As some of you know, I lived for a few years in Prague in the early 1990s, right after the Velvet Revolution when the country became the Czech Republic. Even in the most oppressive times had been one of the most vibrant cultural and musical centers of Europe, where many, many talented musicians, composers, conductors, and artists lived, worked, and created beauty. Near the village where I lived, just outside the city of Prague, there was a museum on the grounds of what once was a concentration camp called Terezin. The camp was built as a way station for prisoners from Prague and surrounding areas, to keep them until they could be shipped off to the gas chambers at Auschwitz. Many Jews who were imprisoned in Terezin were world-class musicians and composers; the rest were largely very accomplished amateur musicians. One by one they arrived and then they left, some smuggling instruments and others carrying only enough defiance to face their fears. All around them there was desperation, hunger, sorrow, fear, pain, loss of dignity, death.

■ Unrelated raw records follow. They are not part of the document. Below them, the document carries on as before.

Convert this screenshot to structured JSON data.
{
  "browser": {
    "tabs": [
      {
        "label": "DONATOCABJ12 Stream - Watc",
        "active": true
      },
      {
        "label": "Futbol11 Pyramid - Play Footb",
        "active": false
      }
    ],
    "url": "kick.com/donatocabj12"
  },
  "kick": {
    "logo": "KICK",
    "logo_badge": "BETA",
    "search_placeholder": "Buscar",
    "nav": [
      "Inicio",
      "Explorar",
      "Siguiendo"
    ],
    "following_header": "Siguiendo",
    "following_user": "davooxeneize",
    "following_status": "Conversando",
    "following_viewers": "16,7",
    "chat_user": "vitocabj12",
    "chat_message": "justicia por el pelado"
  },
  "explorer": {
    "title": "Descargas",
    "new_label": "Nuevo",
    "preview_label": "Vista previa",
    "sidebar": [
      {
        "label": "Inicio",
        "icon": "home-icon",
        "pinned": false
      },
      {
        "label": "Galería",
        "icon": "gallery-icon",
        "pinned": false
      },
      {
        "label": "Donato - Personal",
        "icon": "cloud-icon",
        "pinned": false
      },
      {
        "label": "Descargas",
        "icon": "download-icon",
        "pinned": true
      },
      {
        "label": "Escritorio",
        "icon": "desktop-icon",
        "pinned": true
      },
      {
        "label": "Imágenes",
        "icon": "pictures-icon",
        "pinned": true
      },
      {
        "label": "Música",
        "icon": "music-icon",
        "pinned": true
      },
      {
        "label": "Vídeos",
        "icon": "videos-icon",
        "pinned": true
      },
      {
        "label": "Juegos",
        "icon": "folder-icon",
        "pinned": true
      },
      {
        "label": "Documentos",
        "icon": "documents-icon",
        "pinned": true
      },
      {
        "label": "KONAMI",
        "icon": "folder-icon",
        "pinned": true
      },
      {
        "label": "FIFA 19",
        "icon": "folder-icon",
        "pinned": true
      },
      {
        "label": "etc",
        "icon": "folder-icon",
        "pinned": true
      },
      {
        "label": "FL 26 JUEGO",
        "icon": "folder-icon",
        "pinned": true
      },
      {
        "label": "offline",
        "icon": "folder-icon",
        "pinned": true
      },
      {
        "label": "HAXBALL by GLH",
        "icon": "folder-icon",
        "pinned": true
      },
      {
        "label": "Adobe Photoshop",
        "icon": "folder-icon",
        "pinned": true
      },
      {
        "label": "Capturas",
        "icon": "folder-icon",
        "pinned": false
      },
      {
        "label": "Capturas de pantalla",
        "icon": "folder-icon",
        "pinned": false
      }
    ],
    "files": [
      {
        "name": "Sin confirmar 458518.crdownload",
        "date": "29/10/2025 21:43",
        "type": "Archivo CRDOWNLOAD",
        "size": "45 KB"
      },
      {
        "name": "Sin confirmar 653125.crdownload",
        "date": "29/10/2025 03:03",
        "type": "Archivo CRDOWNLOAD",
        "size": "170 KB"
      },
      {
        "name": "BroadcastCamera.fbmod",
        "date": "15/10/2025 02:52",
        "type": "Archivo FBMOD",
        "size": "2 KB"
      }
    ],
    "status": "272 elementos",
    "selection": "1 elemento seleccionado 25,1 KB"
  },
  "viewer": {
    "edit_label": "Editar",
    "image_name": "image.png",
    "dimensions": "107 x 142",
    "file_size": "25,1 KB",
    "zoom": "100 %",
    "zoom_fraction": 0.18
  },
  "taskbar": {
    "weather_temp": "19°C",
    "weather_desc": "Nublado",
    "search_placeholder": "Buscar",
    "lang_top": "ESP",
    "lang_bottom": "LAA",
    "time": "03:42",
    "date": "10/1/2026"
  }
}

Among the prisoners at Terezin was celebrated young conductor, Rafael Schächter, who found himself in possession of one score—only one—of the intensely complex and beautiful Catholic funeral mass, Verdi’s Requiem. And so Schächter decided to teach and perform Verdi’s Requiem with a variety of smuggled instruments and an ever-changing chorus. And they did; they sang. The community at Terezin tirelessly rehearsed and performed the requiem more than fifteen times.
Historians marvel at the determination of Schächter, who kept rehearsing and performing even after Nazi transports decimated his choir and orchestra over and over. And people wondered why a group of Jews would choose to create and perform liturgy of the Catholic church, a symbol of those who were oppressing them.(Click here to read more about this amazing story.) But those who were there—those who remember—call it the “Defiant Requiem.” In the face of desperation, injustice, hopelessness, death, they raised their batons and bows and voices and sang the ancient words: “deliver the souls of all the faithful dead from the pains of hell and from the deep pit; deliver them from the mouth of the lion; that hell may not swallow them, and that they may not fall into darkness…Lord have mercy, Christ have mercy, Lord have mercy.”
Catholic University historian Murry Sidlin said: “I could see that almost every line of the Mass could have a different meaning as a prisoner. ‘Deliver me O Lord’ for them meant liberation. Nothing remaining unavenged was certainty of punishment for their captors,” he said. When Sidlin checked with the survivors they told him that their conductor, Schächter, told every chorus: ‘We will sing to the Nazis what we cannot say.’ This was their way of fighting back, their form of resistance, defiance.”
The same is true for us.
The work of practicing Advent joy in the face of sorrow and devastation takes doing what Mary did: naming the horror and pain and brokenness in which we find ourselves and declaring that God has already fixed it; that there is a reality for which we long already in place, and we will choose to live into that reality.
This is true joy: the unwavering insistence that God has already done what we cannot manage to do on our own, and we will celebrate that. We will not keep silent. We will sing with Mary, “For the Mighty One has done great things for me, and holy is his name!”